Chances of surplus this decade gone

  • Oops!
    Something went wrong.
    Please try again later.
Chances of surplus this decade gone
In this article:
  • Oops!
    Something went wrong.
    Please try again later.

The Federal Budget faces at least another five years in the red and could leave the country open to financial turmoil if the global or domestic economy turns south by the end of the decade.

Economists believe Treasurer Joe Hockey is on his way to contributing to a Federal government record of 13 consecutive Budget deficits.

The median deficit for the 2015-16 Budget from a survey of 20 economists by Bloomberg is $40 billion, with little improvement over coming years.

Mr Hockey is expected to confirm a further blowout in deficits over the forward estimates. The Government will remain in the red until at least 2018-19, partly because of falling commodity prices, slow wages growth and growing expenditures.

It had hoped to have the Budget broadly "in balance" by 2017-18, which would then give the Government the financial wiggle room to deliver income tax cuts.

But AMP Capital chief economist Shane Oliver said there were now doubts the Budget would ever get back to surplus.

He said since the Budget had gone into deficit in 2008-09 because of the global financial crisis, both sides of politics had pledged to get finances into the black.

"The continuing delay in returning to surplus from a projection of 2012-13 in the 2012-13 Budget, to 2016-17 in the 2013-14 Budget, to 2019-20 in the 2014-15 Budget, and now to around 2021-22 is cause for concern and begs the question whether we will ever get there," Mr Oliver said. "There are real reasons for concern here because demographic pressures on the Budget will start to build from early next decade and we now don't have a lot of flexibility to provide stimulus should our luck turn against us and the economy really turn down."

To deliver a surplus in 2021-22, Mr Hockey would have to become the second longest serving treasurer in Federal history.

Bank of America Merrill Lynch senior economist Saul Eslake believes the Budget will go backwards by $11 billion over the next two years simply because of a poor economic outlook. He also believes the chances of a surplus this decade are gone.
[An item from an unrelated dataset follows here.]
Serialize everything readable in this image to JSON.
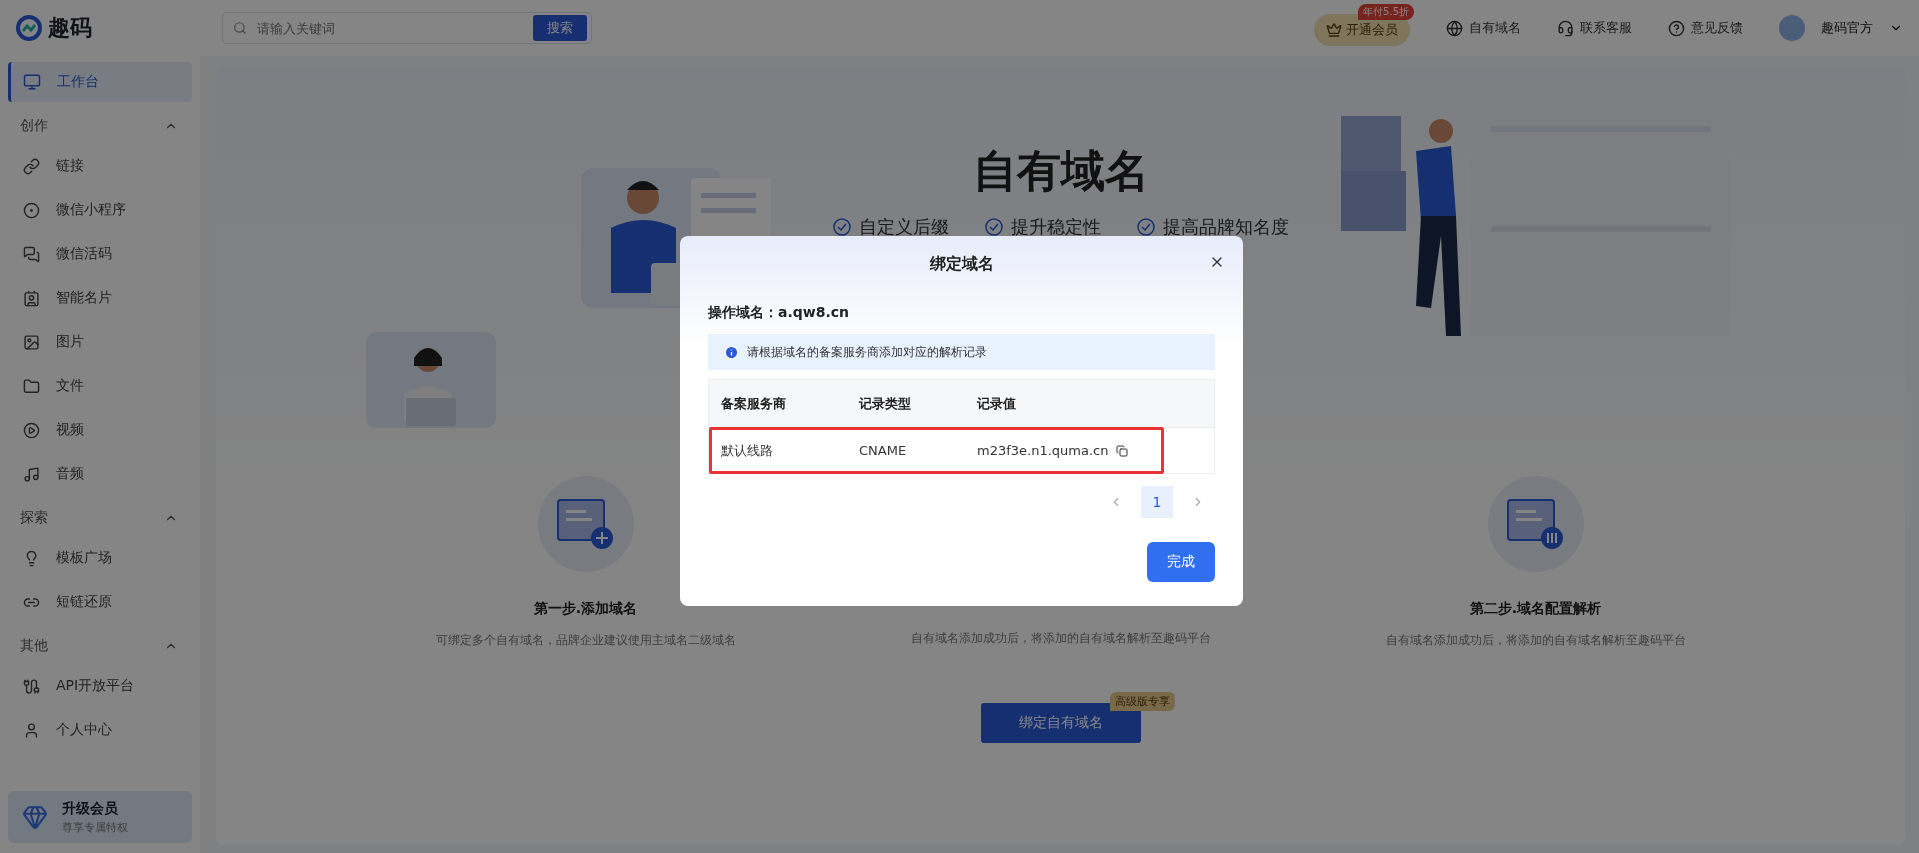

Our goal is to create a safe and engaging place for users to connect over interests and passions. In order to improve our community experience, we are temporarily suspending article commenting